| EXERCISE DATA |
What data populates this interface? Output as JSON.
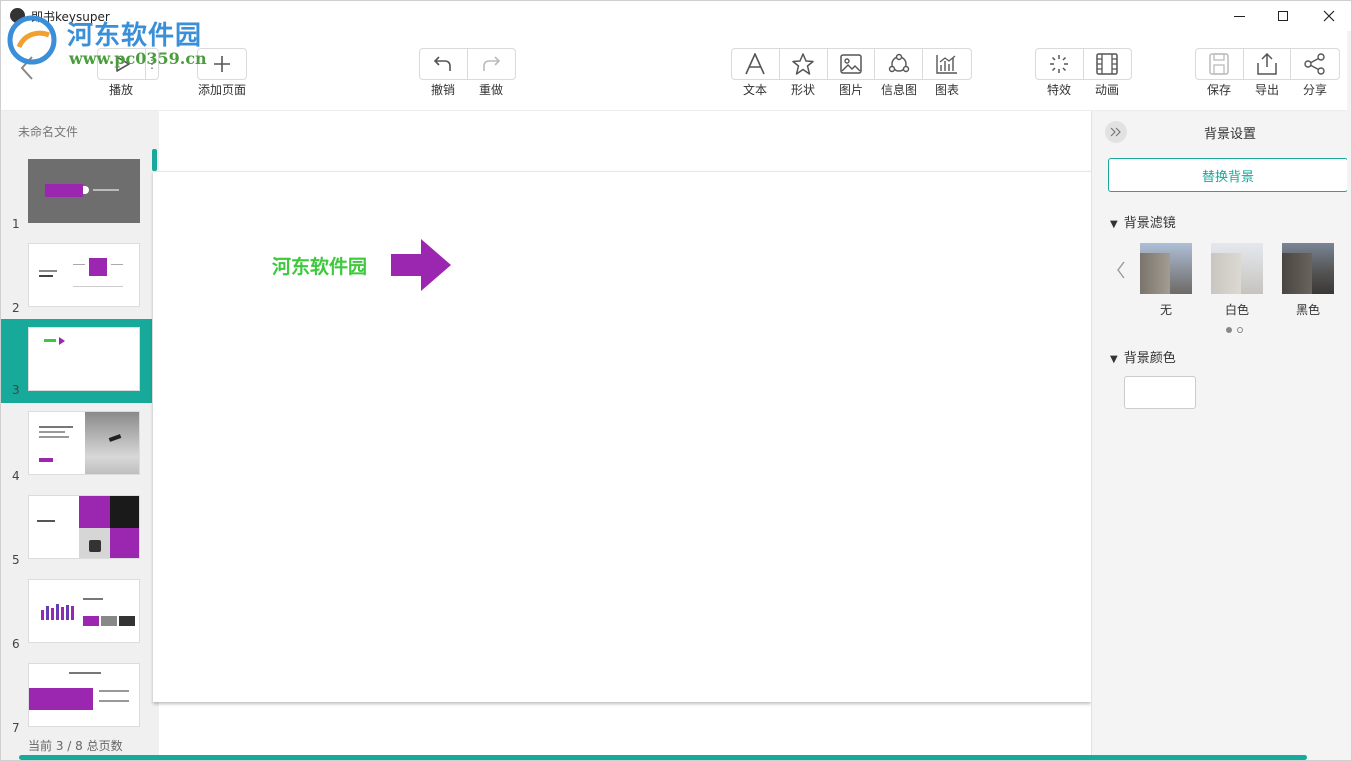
{
  "window": {
    "title": "即书keysuper",
    "watermark_cn": "河东软件园",
    "watermark_url": "www.pc0359.cn"
  },
  "toolbar": {
    "play_label": "播放",
    "add_page_label": "添加页面",
    "undo_label": "撤销",
    "redo_label": "重做",
    "text_label": "文本",
    "shape_label": "形状",
    "image_label": "图片",
    "infographic_label": "信息图",
    "chart_label": "图表",
    "effects_label": "特效",
    "animation_label": "动画",
    "save_label": "保存",
    "export_label": "导出",
    "share_label": "分享"
  },
  "slides_panel": {
    "doc_name": "未命名文件",
    "thumbnails": [
      {
        "number": "1",
        "active": false
      },
      {
        "number": "2",
        "active": false
      },
      {
        "number": "3",
        "active": true
      },
      {
        "number": "4",
        "active": false
      },
      {
        "number": "5",
        "active": false
      },
      {
        "number": "6",
        "active": false
      },
      {
        "number": "7",
        "active": false
      }
    ],
    "status": "当前 3 / 8 总页数"
  },
  "slide": {
    "text": "河东软件园",
    "text_color": "#3ec83c",
    "arrow_color": "#9b27b0"
  },
  "right_panel": {
    "title": "背景设置",
    "replace_button": "替换背景",
    "filter_section": "背景滤镜",
    "filters": [
      "无",
      "白色",
      "黑色"
    ],
    "color_section": "背景颜色"
  },
  "colors": {
    "accent": "#17a99a",
    "purple": "#9b27b0"
  }
}
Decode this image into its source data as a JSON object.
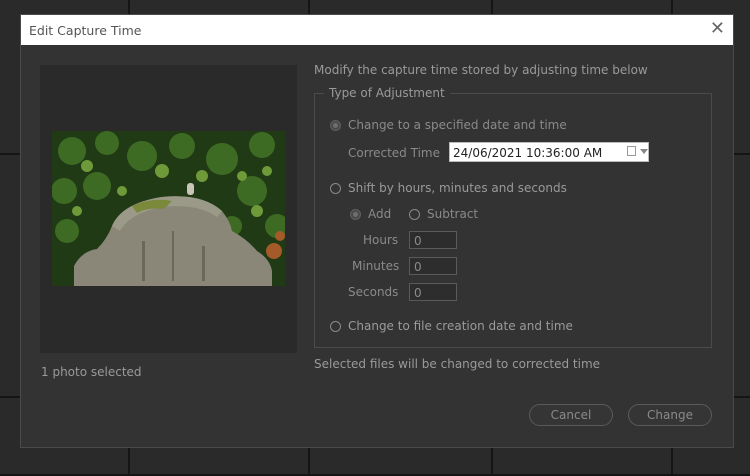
{
  "dialog": {
    "title": "Edit Capture Time",
    "close_icon": "close-icon"
  },
  "preview": {
    "selected_count": "1 photo selected"
  },
  "main": {
    "intro": "Modify the capture time stored by adjusting time below",
    "legend": "Type of Adjustment",
    "option_specified": "Change to a specified date and time",
    "corrected_time_label": "Corrected Time",
    "corrected_time_value": "24/06/2021  10:36:00 AM",
    "option_shift": "Shift by hours, minutes and seconds",
    "add_label": "Add",
    "subtract_label": "Subtract",
    "hours_label": "Hours",
    "hours_value": "0",
    "minutes_label": "Minutes",
    "minutes_value": "0",
    "seconds_label": "Seconds",
    "seconds_value": "0",
    "option_file_creation": "Change to file creation date and time",
    "note": "Selected files will be changed to corrected time"
  },
  "buttons": {
    "cancel": "Cancel",
    "change": "Change"
  },
  "colors": {
    "background": "#232323",
    "dialog": "#333333",
    "titlebar": "#ffffff"
  }
}
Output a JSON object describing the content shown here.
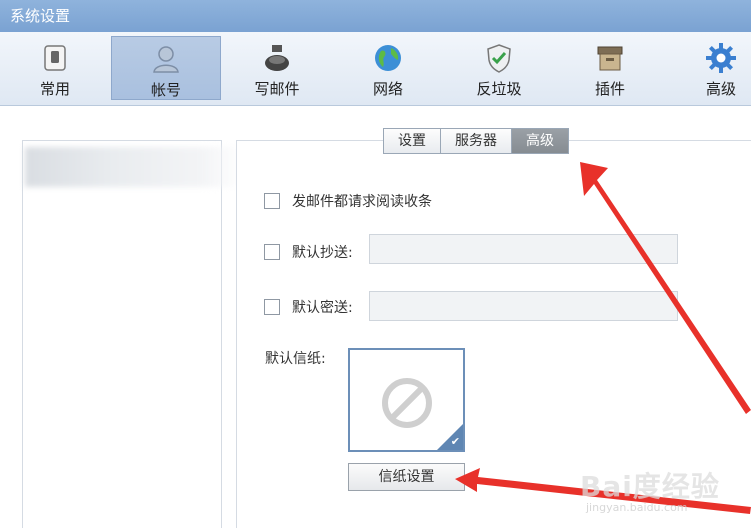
{
  "window": {
    "title": "系统设置"
  },
  "toolbar": {
    "items": [
      {
        "label": "常用",
        "icon": "switch-icon"
      },
      {
        "label": "帐号",
        "icon": "user-icon",
        "active": true
      },
      {
        "label": "写邮件",
        "icon": "ink-bottle-icon"
      },
      {
        "label": "网络",
        "icon": "globe-icon"
      },
      {
        "label": "反垃圾",
        "icon": "shield-check-icon"
      },
      {
        "label": "插件",
        "icon": "box-icon"
      },
      {
        "label": "高级",
        "icon": "gear-icon"
      }
    ]
  },
  "tabs": [
    {
      "label": "设置"
    },
    {
      "label": "服务器"
    },
    {
      "label": "高级",
      "active": true
    }
  ],
  "advanced": {
    "read_receipt_label": "发邮件都请求阅读收条",
    "default_cc_label": "默认抄送:",
    "default_cc_value": "",
    "default_bcc_label": "默认密送:",
    "default_bcc_value": "",
    "stationery_label": "默认信纸:",
    "stationery_button": "信纸设置"
  },
  "watermark": {
    "text": "Bai度经验",
    "url": "jingyan.baidu.com"
  },
  "colors": {
    "arrow": "#e8312a",
    "titlebar": "#7aa2d2",
    "active_tab": "#868c92"
  }
}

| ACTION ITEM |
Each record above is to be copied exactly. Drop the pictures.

| ANSWER FOR THE TASK |
What data populates this interface? Output as JSON.
{
  "window": {
    "title": "即书keysuper",
    "watermark_cn": "河东软件园",
    "watermark_url": "www.pc0359.cn"
  },
  "toolbar": {
    "play_label": "播放",
    "add_page_label": "添加页面",
    "undo_label": "撤销",
    "redo_label": "重做",
    "text_label": "文本",
    "shape_label": "形状",
    "image_label": "图片",
    "infographic_label": "信息图",
    "chart_label": "图表",
    "effects_label": "特效",
    "animation_label": "动画",
    "save_label": "保存",
    "export_label": "导出",
    "share_label": "分享"
  },
  "slides_panel": {
    "doc_name": "未命名文件",
    "thumbnails": [
      {
        "number": "1",
        "active": false
      },
      {
        "number": "2",
        "active": false
      },
      {
        "number": "3",
        "active": true
      },
      {
        "number": "4",
        "active": false
      },
      {
        "number": "5",
        "active": false
      },
      {
        "number": "6",
        "active": false
      },
      {
        "number": "7",
        "active": false
      }
    ],
    "status": "当前 3 / 8 总页数"
  },
  "slide": {
    "text": "河东软件园",
    "text_color": "#3ec83c",
    "arrow_color": "#9b27b0"
  },
  "right_panel": {
    "title": "背景设置",
    "replace_button": "替换背景",
    "filter_section": "背景滤镜",
    "filters": [
      "无",
      "白色",
      "黑色"
    ],
    "color_section": "背景颜色"
  },
  "colors": {
    "accent": "#17a99a",
    "purple": "#9b27b0"
  }
}
Decode this image into its source data as a JSON object.
{
  "dialog": {
    "title": "Edit Capture Time",
    "close_icon": "close-icon"
  },
  "preview": {
    "selected_count": "1 photo selected"
  },
  "main": {
    "intro": "Modify the capture time stored by adjusting time below",
    "legend": "Type of Adjustment",
    "option_specified": "Change to a specified date and time",
    "corrected_time_label": "Corrected Time",
    "corrected_time_value": "24/06/2021  10:36:00 AM",
    "option_shift": "Shift by hours, minutes and seconds",
    "add_label": "Add",
    "subtract_label": "Subtract",
    "hours_label": "Hours",
    "hours_value": "0",
    "minutes_label": "Minutes",
    "minutes_value": "0",
    "seconds_label": "Seconds",
    "seconds_value": "0",
    "option_file_creation": "Change to file creation date and time",
    "note": "Selected files will be changed to corrected time"
  },
  "buttons": {
    "cancel": "Cancel",
    "change": "Change"
  },
  "colors": {
    "background": "#232323",
    "dialog": "#333333",
    "titlebar": "#ffffff"
  }
}
Output a JSON object describing the content shown here.
{
  "window": {
    "title": "系统设置"
  },
  "toolbar": {
    "items": [
      {
        "label": "常用",
        "icon": "switch-icon"
      },
      {
        "label": "帐号",
        "icon": "user-icon",
        "active": true
      },
      {
        "label": "写邮件",
        "icon": "ink-bottle-icon"
      },
      {
        "label": "网络",
        "icon": "globe-icon"
      },
      {
        "label": "反垃圾",
        "icon": "shield-check-icon"
      },
      {
        "label": "插件",
        "icon": "box-icon"
      },
      {
        "label": "高级",
        "icon": "gear-icon"
      }
    ]
  },
  "tabs": [
    {
      "label": "设置"
    },
    {
      "label": "服务器"
    },
    {
      "label": "高级",
      "active": true
    }
  ],
  "advanced": {
    "read_receipt_label": "发邮件都请求阅读收条",
    "default_cc_label": "默认抄送:",
    "default_cc_value": "",
    "default_bcc_label": "默认密送:",
    "default_bcc_value": "",
    "stationery_label": "默认信纸:",
    "stationery_button": "信纸设置"
  },
  "watermark": {
    "text": "Bai度经验",
    "url": "jingyan.baidu.com"
  },
  "colors": {
    "arrow": "#e8312a",
    "titlebar": "#7aa2d2",
    "active_tab": "#868c92"
  }
}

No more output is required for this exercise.